Once the client generates a block it can be attached to the blockchain and propagated over P2P network. To remain in the blockchain, the block has to be the first generated. If there are several blocks generated, then the longest chain wins.
Every client that generates the block (i.e. finds the proper
nonce value) is rewarded with a
coinbase transaction. The number of bitcoins generated per block starts at 50 and is halved every 210,000 blocks (about four years).
To be certain that our transaction will be added to the blockchain quickly we can set a fee. The fee is a small amount of bitcoins. BitCoin clients are trying to put in their newly generated block transactions where the sum of fees is the biggest.
All the fees from transactions sum up to the bonus reward for a client that generated the winning block.
In the future, when the
coinbase transaction will consist of a very small amount, the fees will be the only reward for a block owner.

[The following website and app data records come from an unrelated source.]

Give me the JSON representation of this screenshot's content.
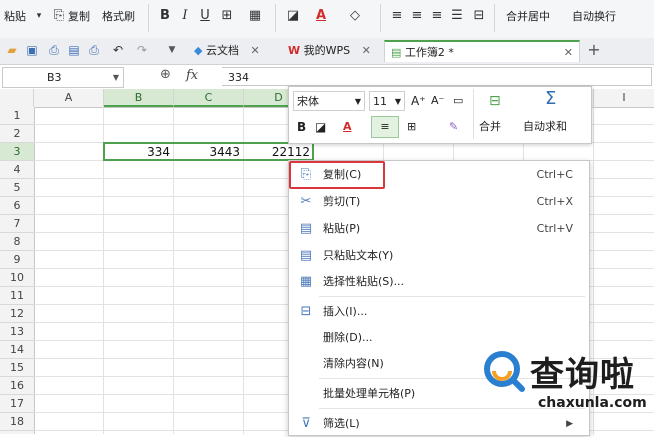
{
  "ribbon": {
    "paste_label": "粘贴",
    "copy_label": "复制",
    "format_painter_label": "格式刷",
    "bold_label": "B",
    "italic_label": "I",
    "underline_label": "U",
    "merge_center_label": "合并居中",
    "wrap_text_label": "自动换行"
  },
  "tabs": [
    {
      "label": "云文档"
    },
    {
      "label": "我的WPS"
    },
    {
      "label": "工作簿2 *"
    }
  ],
  "formula_bar": {
    "cell_ref": "B3",
    "fx_label": "fx",
    "value": "334"
  },
  "columns": [
    "A",
    "B",
    "C",
    "D",
    "I"
  ],
  "rows": [
    "1",
    "2",
    "3",
    "4",
    "5",
    "6",
    "7",
    "8",
    "9",
    "10",
    "11",
    "12",
    "13",
    "14",
    "15",
    "16",
    "17",
    "18"
  ],
  "cells": {
    "B3": "334",
    "C3": "3443",
    "D3": "22112"
  },
  "mini_toolbar": {
    "font_name": "宋体",
    "font_size": "11",
    "merge_label": "合并",
    "autosum_label": "自动求和",
    "bold_label": "B"
  },
  "context_menu": [
    {
      "label": "复制(C)",
      "shortcut": "Ctrl+C",
      "icon": "copy-icon"
    },
    {
      "label": "剪切(T)",
      "shortcut": "Ctrl+X",
      "icon": "scissors-icon"
    },
    {
      "label": "粘贴(P)",
      "shortcut": "Ctrl+V",
      "icon": "paste-icon"
    },
    {
      "label": "只粘贴文本(Y)",
      "shortcut": "",
      "icon": "paste-text-icon"
    },
    {
      "label": "选择性粘贴(S)...",
      "shortcut": "",
      "icon": "paste-special-icon"
    },
    {
      "label": "插入(I)...",
      "shortcut": "",
      "icon": "insert-icon"
    },
    {
      "label": "删除(D)...",
      "shortcut": "",
      "icon": ""
    },
    {
      "label": "清除内容(N)",
      "shortcut": "",
      "icon": ""
    },
    {
      "label": "批量处理单元格(P)",
      "shortcut": "",
      "icon": ""
    },
    {
      "label": "筛选(L)",
      "shortcut": "",
      "icon": "filter-icon"
    }
  ],
  "watermark": {
    "brand": "查询啦",
    "domain": "chaxunla.com"
  },
  "colors": {
    "accent_green": "#4ea24e",
    "highlight_red": "#d9363e",
    "select_bg": "#d7e9d2"
  }
}
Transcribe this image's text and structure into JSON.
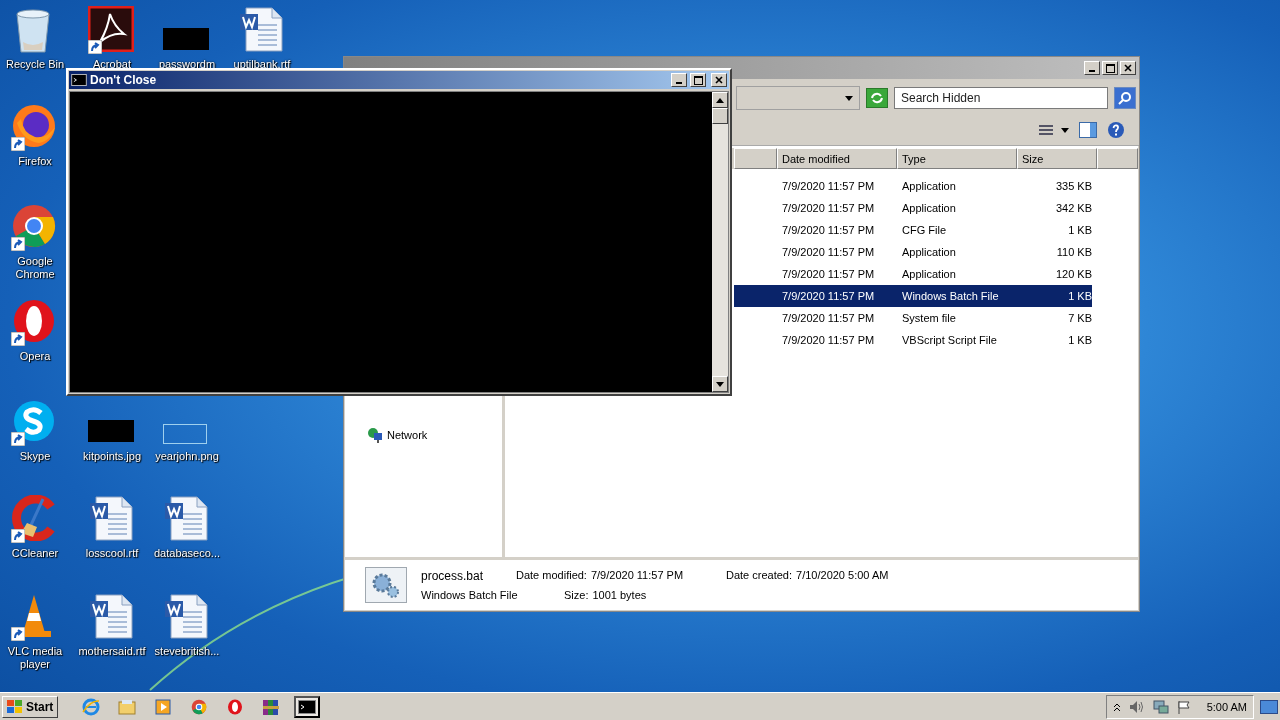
{
  "desktop": {
    "icons": [
      {
        "label": "Recycle Bin",
        "kind": "recycle",
        "shortcut": false
      },
      {
        "label": "Acrobat",
        "kind": "acrobat",
        "shortcut": true
      },
      {
        "label": "passwordm",
        "kind": "dark-thumbnail",
        "shortcut": false
      },
      {
        "label": "uptilbank.rtf",
        "kind": "word",
        "shortcut": false
      },
      {
        "label": "Firefox",
        "kind": "firefox",
        "shortcut": true
      },
      {
        "label": "Google Chrome",
        "kind": "chrome",
        "shortcut": true
      },
      {
        "label": "Opera",
        "kind": "opera",
        "shortcut": true
      },
      {
        "label": "Skype",
        "kind": "skype",
        "shortcut": true
      },
      {
        "label": "kitpoints.jpg",
        "kind": "dark-thumbnail",
        "shortcut": false
      },
      {
        "label": "yearjohn.png",
        "kind": "light-thumbnail",
        "shortcut": false
      },
      {
        "label": "CCleaner",
        "kind": "ccleaner",
        "shortcut": true
      },
      {
        "label": "losscool.rtf",
        "kind": "word",
        "shortcut": false
      },
      {
        "label": "databaseco...",
        "kind": "word",
        "shortcut": false
      },
      {
        "label": "VLC media player",
        "kind": "vlc",
        "shortcut": true
      },
      {
        "label": "mothersaid.rtf",
        "kind": "word",
        "shortcut": false
      },
      {
        "label": "stevebritish...",
        "kind": "word",
        "shortcut": false
      }
    ]
  },
  "explorer": {
    "search": {
      "placeholder": "Search Hidden"
    },
    "columns": [
      "Date modified",
      "Type",
      "Size"
    ],
    "rows": [
      {
        "date": "7/9/2020 11:57 PM",
        "type": "Application",
        "size": "335 KB",
        "selected": false
      },
      {
        "date": "7/9/2020 11:57 PM",
        "type": "Application",
        "size": "342 KB",
        "selected": false
      },
      {
        "date": "7/9/2020 11:57 PM",
        "type": "CFG File",
        "size": "1 KB",
        "selected": false
      },
      {
        "date": "7/9/2020 11:57 PM",
        "type": "Application",
        "size": "110 KB",
        "selected": false
      },
      {
        "date": "7/9/2020 11:57 PM",
        "type": "Application",
        "size": "120 KB",
        "selected": false
      },
      {
        "date": "7/9/2020 11:57 PM",
        "type": "Windows Batch File",
        "size": "1 KB",
        "selected": true
      },
      {
        "date": "7/9/2020 11:57 PM",
        "type": "System file",
        "size": "7 KB",
        "selected": false
      },
      {
        "date": "7/9/2020 11:57 PM",
        "type": "VBScript Script File",
        "size": "1 KB",
        "selected": false
      }
    ],
    "nav": [
      {
        "label": "Network"
      }
    ],
    "details": {
      "name": "process.bat",
      "type": "Windows Batch File",
      "modified_label": "Date modified:",
      "modified": "7/9/2020 11:57 PM",
      "size_label": "Size:",
      "size": "1001 bytes",
      "created_label": "Date created:",
      "created": "7/10/2020 5:00 AM"
    }
  },
  "console": {
    "title": "Don't Close"
  },
  "taskbar": {
    "start": "Start",
    "apps": [
      {
        "kind": "ie",
        "selected": false
      },
      {
        "kind": "explorer",
        "selected": false
      },
      {
        "kind": "media",
        "selected": false
      },
      {
        "kind": "chrome",
        "selected": false
      },
      {
        "kind": "opera",
        "selected": false
      },
      {
        "kind": "winrar",
        "selected": false
      },
      {
        "kind": "cmd",
        "selected": true
      }
    ],
    "time": "5:00 AM"
  }
}
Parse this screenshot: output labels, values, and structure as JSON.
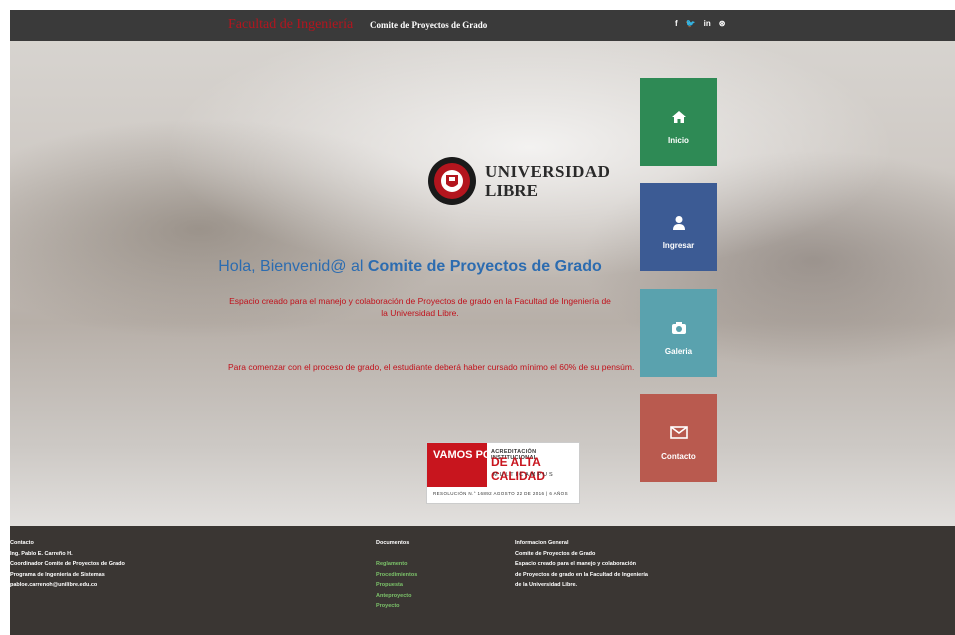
{
  "header": {
    "brand_main": "Facultad de Ingeniería",
    "brand_sub": "Comite de Proyectos de Grado",
    "social": [
      "f",
      "🐦",
      "in",
      "⊛"
    ]
  },
  "logo": {
    "line1": "UNIVERSIDAD",
    "line2": "LIBRE"
  },
  "main": {
    "greeting_prefix": "Hola, Bienvenid@ al",
    "greeting_highlight": "Comite de Proyectos de Grado",
    "description": "Espacio creado para el manejo y colaboración de Proyectos de grado en la Facultad de Ingeniería de la Universidad Libre.",
    "note": "Para comenzar con el proceso de grado, el estudiante deberá haber cursado mínimo el 60% de su pensúm."
  },
  "badge": {
    "vamos": "VAMOS POR MÁS",
    "acreditacion": "ACREDITACIÓN INSTITUCIONAL",
    "calidad": "DE ALTA CALIDAD",
    "multicampus": "MULTICAMPUS",
    "resolucion": "RESOLUCIÓN N.° 16892 AGOSTO 22 DE 2016 | 6 AÑOS"
  },
  "tiles": [
    {
      "label": "Inicio",
      "icon": "home-icon",
      "color": "#2e8a55"
    },
    {
      "label": "Ingresar",
      "icon": "user-icon",
      "color": "#3c5b94"
    },
    {
      "label": "Galeria",
      "icon": "camera-icon",
      "color": "#5aa2ae"
    },
    {
      "label": "Contacto",
      "icon": "mail-icon",
      "color": "#b95a4f"
    }
  ],
  "footer": {
    "contacto": {
      "heading": "Contacto",
      "lines": [
        "Ing. Pablo E. Carreño H.",
        "Coordinador Comite de Proyectos de Grado",
        "Programa de Ingeniería de Sistemas",
        "pabloe.carrenoh@unilibre.edu.co"
      ]
    },
    "documentos": {
      "heading": "Documentos",
      "links": [
        "Reglamento",
        "Procedimientos",
        "Propuesta",
        "Anteproyecto",
        "Proyecto"
      ]
    },
    "info": {
      "heading": "Informacion General",
      "lines": [
        "Comite de Proyectos de Grado",
        "Espacio creado para el manejo y colaboración",
        "de Proyectos de grado en la Facultad de Ingeniería",
        "de la Universidad Libre."
      ]
    }
  }
}
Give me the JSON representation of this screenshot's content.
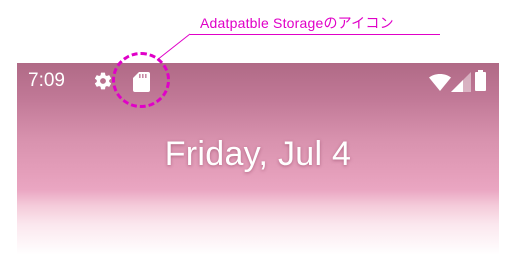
{
  "annotation": {
    "label": "Adatpatble Storageのアイコン",
    "color": "#e000c8"
  },
  "status_bar": {
    "time": "7:09",
    "left_icons": [
      "gear-icon",
      "sd-card-icon"
    ],
    "right_icons": [
      "wifi-icon",
      "signal-icon",
      "battery-icon"
    ]
  },
  "lockscreen": {
    "date": "Friday, Jul 4",
    "wallpaper_colors": [
      "#b06a86",
      "#eaa6c2",
      "#ffffff"
    ]
  }
}
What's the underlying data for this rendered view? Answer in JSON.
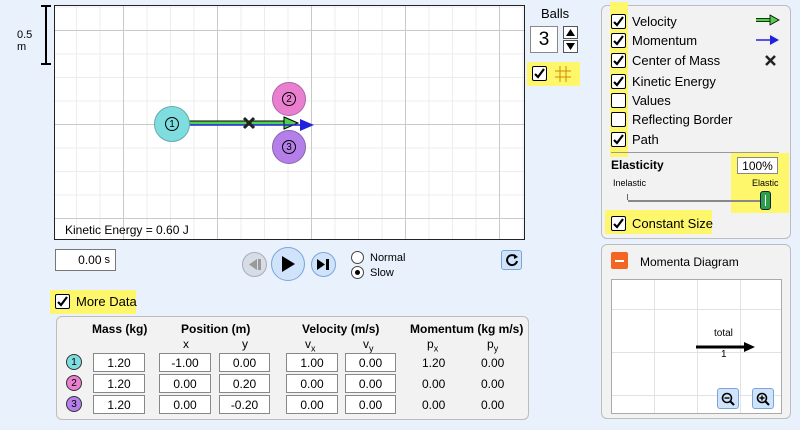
{
  "ruler": {
    "label": "0.5 m"
  },
  "play_area": {
    "kinetic_energy_label": "Kinetic Energy = 0.60 J",
    "balls": [
      {
        "number": "1",
        "color": "#7fdde0"
      },
      {
        "number": "2",
        "color": "#ea7fd0"
      },
      {
        "number": "3",
        "color": "#b47fe8"
      }
    ]
  },
  "balls_control": {
    "title": "Balls",
    "count": "3"
  },
  "time": {
    "value": "0.00",
    "unit": "s"
  },
  "speed": {
    "normal_label": "Normal",
    "slow_label": "Slow",
    "selected": "Slow"
  },
  "options": {
    "velocity": "Velocity",
    "momentum": "Momentum",
    "center_of_mass": "Center of Mass",
    "kinetic_energy": "Kinetic Energy",
    "values": "Values",
    "reflecting_border": "Reflecting Border",
    "path": "Path"
  },
  "elasticity": {
    "title": "Elasticity",
    "value": "100%",
    "inelastic_label": "Inelastic",
    "elastic_label": "Elastic",
    "level_percent": 100
  },
  "constant_size": {
    "label": "Constant Size"
  },
  "momenta_diagram": {
    "title": "Momenta Diagram",
    "total_label": "total",
    "total_value": "1"
  },
  "more_data": {
    "label": "More Data"
  },
  "table": {
    "headers": {
      "mass": "Mass (kg)",
      "position": "Position (m)",
      "velocity": "Velocity (m/s)",
      "momentum": "Momentum (kg m/s)"
    },
    "subheaders": {
      "x": "x",
      "y": "y",
      "vx": "v",
      "vx_sub": "x",
      "vy": "v",
      "vy_sub": "y",
      "px": "p",
      "px_sub": "x",
      "py": "p",
      "py_sub": "y"
    },
    "rows": [
      {
        "num": "1",
        "mass": "1.20",
        "x": "-1.00",
        "y": "0.00",
        "vx": "1.00",
        "vy": "0.00",
        "px": "1.20",
        "py": "0.00"
      },
      {
        "num": "2",
        "mass": "1.20",
        "x": "0.00",
        "y": "0.20",
        "vx": "0.00",
        "vy": "0.00",
        "px": "0.00",
        "py": "0.00"
      },
      {
        "num": "3",
        "mass": "1.20",
        "x": "0.00",
        "y": "-0.20",
        "vx": "0.00",
        "vy": "0.00",
        "px": "0.00",
        "py": "0.00"
      }
    ]
  },
  "colors": {
    "velocity_arrow": "#4fd14f",
    "momentum_arrow": "#2222dd",
    "highlight": "#fff76b",
    "background": "#e8f1fc"
  }
}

The algorithm behind BitCoin is quite simple and provides a good security base to store our money, but not only! Solutions provided by proof-of-work and blockchains allows to store any data that needs verification of ownership. There are several concepts like Proof of existence or BitCoin Notary to provide a simple way of verification of the documents/files/etc. ownership.